The Trident Alliance sought to maintain a level playing-field for shipping over the sulfur regulations. Image Credit: Trident Alliance
Emissions enforcement lobbying group the Trident Alliance was wound up at the end of 2020, a year after the 0.50% sulfur limit came into force.
The organisation was wound up and its website shut down at the end of last year, Roger Strevens, formerly chairman of the Trident Alliance, has confirmed to Ship & Bunker.
More Work Needed
But the backers of the lobbying group are keen to stress that more work needs to be done to ensure equal enforcement of the rules.
"Although the work of enforcement is never done, the situation has now normalised, with due attention being paid to it by all key stakeholders," Strevens said.
Levelling the Playing-Field
The Trident Alliance was set up in 2014 ahead of the 2015 introduction of the 0.10% sulfur cap within emissions control areas (ECAs) with the aim of supporting robust enforcement of the new sulfur rules and to create a level playing-field for all of the shipping industry.
The situation has now normalised, with due attention being paid to it by all key stakeholders.
At the time concerns were being raised about a two-tiered shipping market emerging, with the biggest companies and those most concerned with their public image being forced to comply, and others being able to get away with breaking the rules at least some of the time.
Focus then shifted to IMO 2020's global cap of 0.50% sulfur, and the group was still adding new members in 2019.
Some of the industry's major players, including Maersk, Wallenius Wilhelmsen, Oldendorff Carriers, Cargill, Ultrabulk, Hapap-Lloyd, J.Lauritzen, Odfjell, Fednav, and Scorpio were among its 50+ strong membership.
Forecasts of non-compliant HSFO demand after 2020 reached as high as 20% in the past few years.
Those concerns began to dissipate as IMO 2020 drew closer, the ban on the carriage of non-compliant fuels came into force and it became clear that any ships visiting the major ports would be unlikely to get away with non-compliance.
In an interview with Ship & Bunker early last year, Strevens said the industry would need to follow HSFO sales at ports that publish official volumes data to determine whether non-compliance was happening at a significant scale.
Singapore's data show HSFO sales there were 21% of the total for January to November of last year. At Rotterdam the share was 32.3% for the first three quarters, and in Panama the January-November share was 14.4%.
Global demand for HSFO from ships with scrubbers is currently around 15% of the total market, according to an estimate from Adrian Tolson of BLUE Insight.
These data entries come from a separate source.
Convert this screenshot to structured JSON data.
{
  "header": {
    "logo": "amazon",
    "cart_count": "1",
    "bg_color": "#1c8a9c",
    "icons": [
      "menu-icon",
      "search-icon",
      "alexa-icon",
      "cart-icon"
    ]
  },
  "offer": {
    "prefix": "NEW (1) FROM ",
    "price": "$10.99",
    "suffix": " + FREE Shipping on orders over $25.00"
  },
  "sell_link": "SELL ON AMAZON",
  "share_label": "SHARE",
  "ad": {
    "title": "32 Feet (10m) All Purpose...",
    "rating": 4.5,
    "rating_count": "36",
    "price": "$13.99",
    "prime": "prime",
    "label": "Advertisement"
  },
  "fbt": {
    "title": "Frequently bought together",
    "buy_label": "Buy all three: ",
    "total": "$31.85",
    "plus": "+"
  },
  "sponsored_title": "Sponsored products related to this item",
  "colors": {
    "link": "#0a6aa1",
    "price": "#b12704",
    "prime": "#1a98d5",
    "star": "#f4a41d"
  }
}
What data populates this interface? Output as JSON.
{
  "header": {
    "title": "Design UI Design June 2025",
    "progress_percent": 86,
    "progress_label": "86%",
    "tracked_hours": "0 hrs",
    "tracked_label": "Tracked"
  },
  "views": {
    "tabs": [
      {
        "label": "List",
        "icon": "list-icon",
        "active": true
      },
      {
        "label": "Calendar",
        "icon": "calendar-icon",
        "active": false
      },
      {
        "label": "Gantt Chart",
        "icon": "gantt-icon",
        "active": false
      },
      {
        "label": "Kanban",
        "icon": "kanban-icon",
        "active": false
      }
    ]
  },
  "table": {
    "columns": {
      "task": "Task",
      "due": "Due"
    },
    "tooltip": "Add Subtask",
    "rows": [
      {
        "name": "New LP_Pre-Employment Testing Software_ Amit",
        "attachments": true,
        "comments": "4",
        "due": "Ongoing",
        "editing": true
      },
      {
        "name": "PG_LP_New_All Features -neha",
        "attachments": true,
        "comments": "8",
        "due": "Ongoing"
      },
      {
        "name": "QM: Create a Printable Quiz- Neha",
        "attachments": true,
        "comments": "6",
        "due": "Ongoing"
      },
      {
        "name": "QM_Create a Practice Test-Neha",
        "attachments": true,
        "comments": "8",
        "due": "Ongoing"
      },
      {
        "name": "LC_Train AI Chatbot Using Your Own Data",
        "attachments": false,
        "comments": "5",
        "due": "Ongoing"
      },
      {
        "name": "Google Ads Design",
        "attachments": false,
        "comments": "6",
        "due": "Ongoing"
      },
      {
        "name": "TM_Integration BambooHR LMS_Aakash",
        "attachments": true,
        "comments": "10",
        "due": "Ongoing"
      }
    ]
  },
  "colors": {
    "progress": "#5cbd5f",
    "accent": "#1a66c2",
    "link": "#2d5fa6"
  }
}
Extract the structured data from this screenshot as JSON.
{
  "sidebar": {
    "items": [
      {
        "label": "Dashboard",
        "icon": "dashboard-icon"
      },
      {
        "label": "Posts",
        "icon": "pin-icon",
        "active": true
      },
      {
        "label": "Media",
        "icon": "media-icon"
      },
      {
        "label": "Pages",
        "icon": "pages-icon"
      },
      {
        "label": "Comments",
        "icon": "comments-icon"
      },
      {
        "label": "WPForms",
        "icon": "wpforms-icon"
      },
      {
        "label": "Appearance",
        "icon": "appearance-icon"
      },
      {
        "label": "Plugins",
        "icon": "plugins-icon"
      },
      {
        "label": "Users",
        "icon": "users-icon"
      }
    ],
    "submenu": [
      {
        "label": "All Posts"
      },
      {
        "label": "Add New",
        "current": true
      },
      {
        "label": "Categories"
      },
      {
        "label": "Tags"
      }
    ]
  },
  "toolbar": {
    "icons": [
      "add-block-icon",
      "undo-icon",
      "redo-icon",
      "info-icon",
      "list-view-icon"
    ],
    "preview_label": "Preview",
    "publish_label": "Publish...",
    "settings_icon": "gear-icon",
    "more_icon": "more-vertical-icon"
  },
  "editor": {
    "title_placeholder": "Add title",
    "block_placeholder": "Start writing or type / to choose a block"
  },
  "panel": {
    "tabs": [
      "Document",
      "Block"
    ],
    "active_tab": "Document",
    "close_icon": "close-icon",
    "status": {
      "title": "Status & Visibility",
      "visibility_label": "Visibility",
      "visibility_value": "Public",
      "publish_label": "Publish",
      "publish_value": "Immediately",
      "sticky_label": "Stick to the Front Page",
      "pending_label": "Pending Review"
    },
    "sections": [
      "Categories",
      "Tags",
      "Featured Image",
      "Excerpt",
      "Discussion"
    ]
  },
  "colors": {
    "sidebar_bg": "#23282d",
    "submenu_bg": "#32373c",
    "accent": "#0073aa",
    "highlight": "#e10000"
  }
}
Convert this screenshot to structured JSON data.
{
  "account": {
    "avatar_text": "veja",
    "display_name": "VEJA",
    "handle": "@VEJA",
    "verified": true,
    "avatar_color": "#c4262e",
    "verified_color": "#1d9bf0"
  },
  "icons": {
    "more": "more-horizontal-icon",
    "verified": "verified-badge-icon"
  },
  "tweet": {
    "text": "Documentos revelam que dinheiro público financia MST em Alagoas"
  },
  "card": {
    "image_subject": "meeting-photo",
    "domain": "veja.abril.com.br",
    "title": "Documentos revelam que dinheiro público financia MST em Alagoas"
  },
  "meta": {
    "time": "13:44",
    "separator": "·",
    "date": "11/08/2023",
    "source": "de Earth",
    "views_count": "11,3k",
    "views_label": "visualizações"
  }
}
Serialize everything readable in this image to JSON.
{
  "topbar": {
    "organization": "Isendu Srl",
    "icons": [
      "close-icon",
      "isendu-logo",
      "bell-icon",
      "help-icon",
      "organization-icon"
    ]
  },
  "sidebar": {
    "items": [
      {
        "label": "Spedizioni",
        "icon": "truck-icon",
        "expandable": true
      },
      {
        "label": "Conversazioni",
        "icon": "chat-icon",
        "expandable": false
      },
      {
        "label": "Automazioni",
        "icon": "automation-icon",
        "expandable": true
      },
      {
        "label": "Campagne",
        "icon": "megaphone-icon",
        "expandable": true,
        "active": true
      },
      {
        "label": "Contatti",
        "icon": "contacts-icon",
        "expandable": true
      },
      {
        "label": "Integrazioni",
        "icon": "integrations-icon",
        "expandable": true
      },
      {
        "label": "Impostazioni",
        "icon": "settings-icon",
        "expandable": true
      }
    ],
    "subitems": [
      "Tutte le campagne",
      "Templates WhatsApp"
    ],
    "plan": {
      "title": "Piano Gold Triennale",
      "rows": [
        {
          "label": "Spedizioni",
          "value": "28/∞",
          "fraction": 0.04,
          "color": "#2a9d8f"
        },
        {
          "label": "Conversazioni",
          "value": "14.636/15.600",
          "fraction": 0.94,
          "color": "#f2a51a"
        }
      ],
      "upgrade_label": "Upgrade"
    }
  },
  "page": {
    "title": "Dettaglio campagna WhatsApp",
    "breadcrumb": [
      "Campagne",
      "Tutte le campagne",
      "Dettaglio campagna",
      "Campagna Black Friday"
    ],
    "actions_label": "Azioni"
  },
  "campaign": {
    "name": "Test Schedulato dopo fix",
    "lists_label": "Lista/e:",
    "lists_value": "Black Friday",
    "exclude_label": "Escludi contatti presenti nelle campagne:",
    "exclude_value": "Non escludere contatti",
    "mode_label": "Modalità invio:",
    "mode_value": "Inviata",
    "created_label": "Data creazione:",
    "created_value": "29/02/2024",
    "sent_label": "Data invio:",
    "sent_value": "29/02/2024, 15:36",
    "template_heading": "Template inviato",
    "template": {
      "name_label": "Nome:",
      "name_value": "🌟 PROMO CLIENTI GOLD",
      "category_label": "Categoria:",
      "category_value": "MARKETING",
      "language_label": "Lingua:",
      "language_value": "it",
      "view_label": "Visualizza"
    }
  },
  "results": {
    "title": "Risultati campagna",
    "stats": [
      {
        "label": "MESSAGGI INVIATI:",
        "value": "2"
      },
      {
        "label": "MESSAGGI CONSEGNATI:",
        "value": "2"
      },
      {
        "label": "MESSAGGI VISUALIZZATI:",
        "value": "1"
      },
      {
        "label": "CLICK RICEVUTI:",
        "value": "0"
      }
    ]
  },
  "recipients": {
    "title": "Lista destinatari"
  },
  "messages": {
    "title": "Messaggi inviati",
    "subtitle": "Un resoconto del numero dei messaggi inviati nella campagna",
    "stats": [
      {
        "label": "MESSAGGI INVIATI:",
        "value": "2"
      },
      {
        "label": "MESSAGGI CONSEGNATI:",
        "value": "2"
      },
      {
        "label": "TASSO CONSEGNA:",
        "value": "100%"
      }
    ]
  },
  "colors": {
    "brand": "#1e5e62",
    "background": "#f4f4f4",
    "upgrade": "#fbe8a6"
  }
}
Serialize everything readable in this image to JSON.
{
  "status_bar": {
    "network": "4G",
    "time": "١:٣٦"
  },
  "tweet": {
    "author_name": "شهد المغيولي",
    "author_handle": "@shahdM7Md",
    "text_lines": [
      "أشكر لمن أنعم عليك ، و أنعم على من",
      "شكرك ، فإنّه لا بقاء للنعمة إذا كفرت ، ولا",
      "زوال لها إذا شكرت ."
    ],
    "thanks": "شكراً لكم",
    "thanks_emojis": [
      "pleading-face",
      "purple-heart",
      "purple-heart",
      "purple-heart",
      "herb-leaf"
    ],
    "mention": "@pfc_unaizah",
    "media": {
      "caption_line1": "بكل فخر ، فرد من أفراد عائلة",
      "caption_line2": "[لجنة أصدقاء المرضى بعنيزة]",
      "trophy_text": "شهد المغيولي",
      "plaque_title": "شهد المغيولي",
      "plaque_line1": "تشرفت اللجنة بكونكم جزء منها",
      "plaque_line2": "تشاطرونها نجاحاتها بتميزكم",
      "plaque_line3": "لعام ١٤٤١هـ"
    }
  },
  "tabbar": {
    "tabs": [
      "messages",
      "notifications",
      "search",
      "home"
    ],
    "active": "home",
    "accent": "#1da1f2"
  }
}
But this demand is likely to have piled up at the largest hubs over concerns around availability at smaller ports, meaning the higher ratios for Singapore and Rotterdam last year are unlikely to have been from non-compliance.
No New Decarbonisation Role
In last year's interview Strevens said the Trident Alliance was unlikely to start campaigning on decarbonisation regulations for shipping.
"The Trident Alliance is unashamedly focused on one thing only -- that's full, effective enforcement of sulfur regulation," he said.
"One of the key reasons that it is focused on that alone is that there's a natural alignment in the membership.
"You don't join the Trident Alliance if you don't think that issue is important.
"Once you take on other issues you lose that natural alignment," he added.
"You may have a company saying, we agree with you on sulfur, but we don't agree with that approach to greenhouse gas."